## Task input
──────────

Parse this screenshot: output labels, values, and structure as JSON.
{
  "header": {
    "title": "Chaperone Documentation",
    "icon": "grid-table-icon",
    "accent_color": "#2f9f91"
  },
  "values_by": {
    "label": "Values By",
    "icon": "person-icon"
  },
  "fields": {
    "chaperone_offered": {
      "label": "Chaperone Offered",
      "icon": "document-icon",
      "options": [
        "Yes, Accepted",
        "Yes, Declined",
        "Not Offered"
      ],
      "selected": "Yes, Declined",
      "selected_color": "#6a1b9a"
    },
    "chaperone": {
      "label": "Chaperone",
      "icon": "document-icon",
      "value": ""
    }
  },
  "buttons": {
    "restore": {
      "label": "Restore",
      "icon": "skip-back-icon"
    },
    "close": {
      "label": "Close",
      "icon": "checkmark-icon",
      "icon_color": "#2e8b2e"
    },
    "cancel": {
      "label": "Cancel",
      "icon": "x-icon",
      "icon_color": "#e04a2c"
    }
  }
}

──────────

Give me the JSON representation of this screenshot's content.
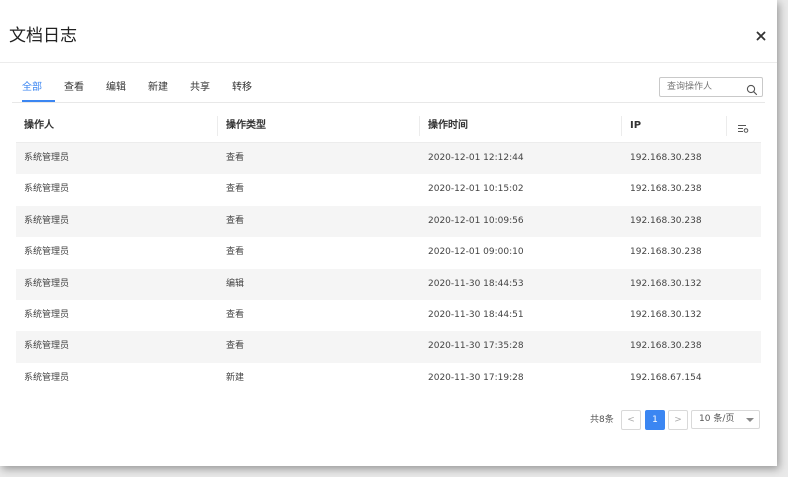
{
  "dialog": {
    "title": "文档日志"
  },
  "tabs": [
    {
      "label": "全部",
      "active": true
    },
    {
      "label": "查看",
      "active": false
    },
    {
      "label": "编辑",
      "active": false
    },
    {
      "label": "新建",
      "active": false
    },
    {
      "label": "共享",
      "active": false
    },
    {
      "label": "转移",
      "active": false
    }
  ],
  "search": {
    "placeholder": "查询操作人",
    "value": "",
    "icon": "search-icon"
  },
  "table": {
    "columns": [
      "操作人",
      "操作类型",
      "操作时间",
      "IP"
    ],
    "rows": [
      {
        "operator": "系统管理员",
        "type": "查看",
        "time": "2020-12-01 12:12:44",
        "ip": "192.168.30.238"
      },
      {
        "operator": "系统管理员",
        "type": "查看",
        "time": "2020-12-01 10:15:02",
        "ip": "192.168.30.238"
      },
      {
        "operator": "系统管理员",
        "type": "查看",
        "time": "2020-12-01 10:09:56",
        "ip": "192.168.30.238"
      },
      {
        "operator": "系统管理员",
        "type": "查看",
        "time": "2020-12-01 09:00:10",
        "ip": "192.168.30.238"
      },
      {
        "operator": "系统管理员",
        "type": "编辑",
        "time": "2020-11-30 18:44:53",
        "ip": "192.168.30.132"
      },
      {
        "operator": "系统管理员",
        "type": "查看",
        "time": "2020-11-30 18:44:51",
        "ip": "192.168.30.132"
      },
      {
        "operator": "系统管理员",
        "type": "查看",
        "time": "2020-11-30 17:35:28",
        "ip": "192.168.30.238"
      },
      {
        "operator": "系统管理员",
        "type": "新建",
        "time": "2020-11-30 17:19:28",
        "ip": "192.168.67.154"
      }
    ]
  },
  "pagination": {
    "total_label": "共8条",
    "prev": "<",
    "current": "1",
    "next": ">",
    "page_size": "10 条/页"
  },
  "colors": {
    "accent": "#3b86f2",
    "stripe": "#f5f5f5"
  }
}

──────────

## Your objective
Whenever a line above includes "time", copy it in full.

## Answer to this exercise
        "time": "2020-12-01 12:12:44",
        "time": "2020-12-01 10:15:02",
        "time": "2020-12-01 10:09:56",
        "time": "2020-12-01 09:00:10",
        "time": "2020-11-30 18:44:53",
        "time": "2020-11-30 18:44:51",
        "time": "2020-11-30 17:35:28",
        "time": "2020-11-30 17:19:28",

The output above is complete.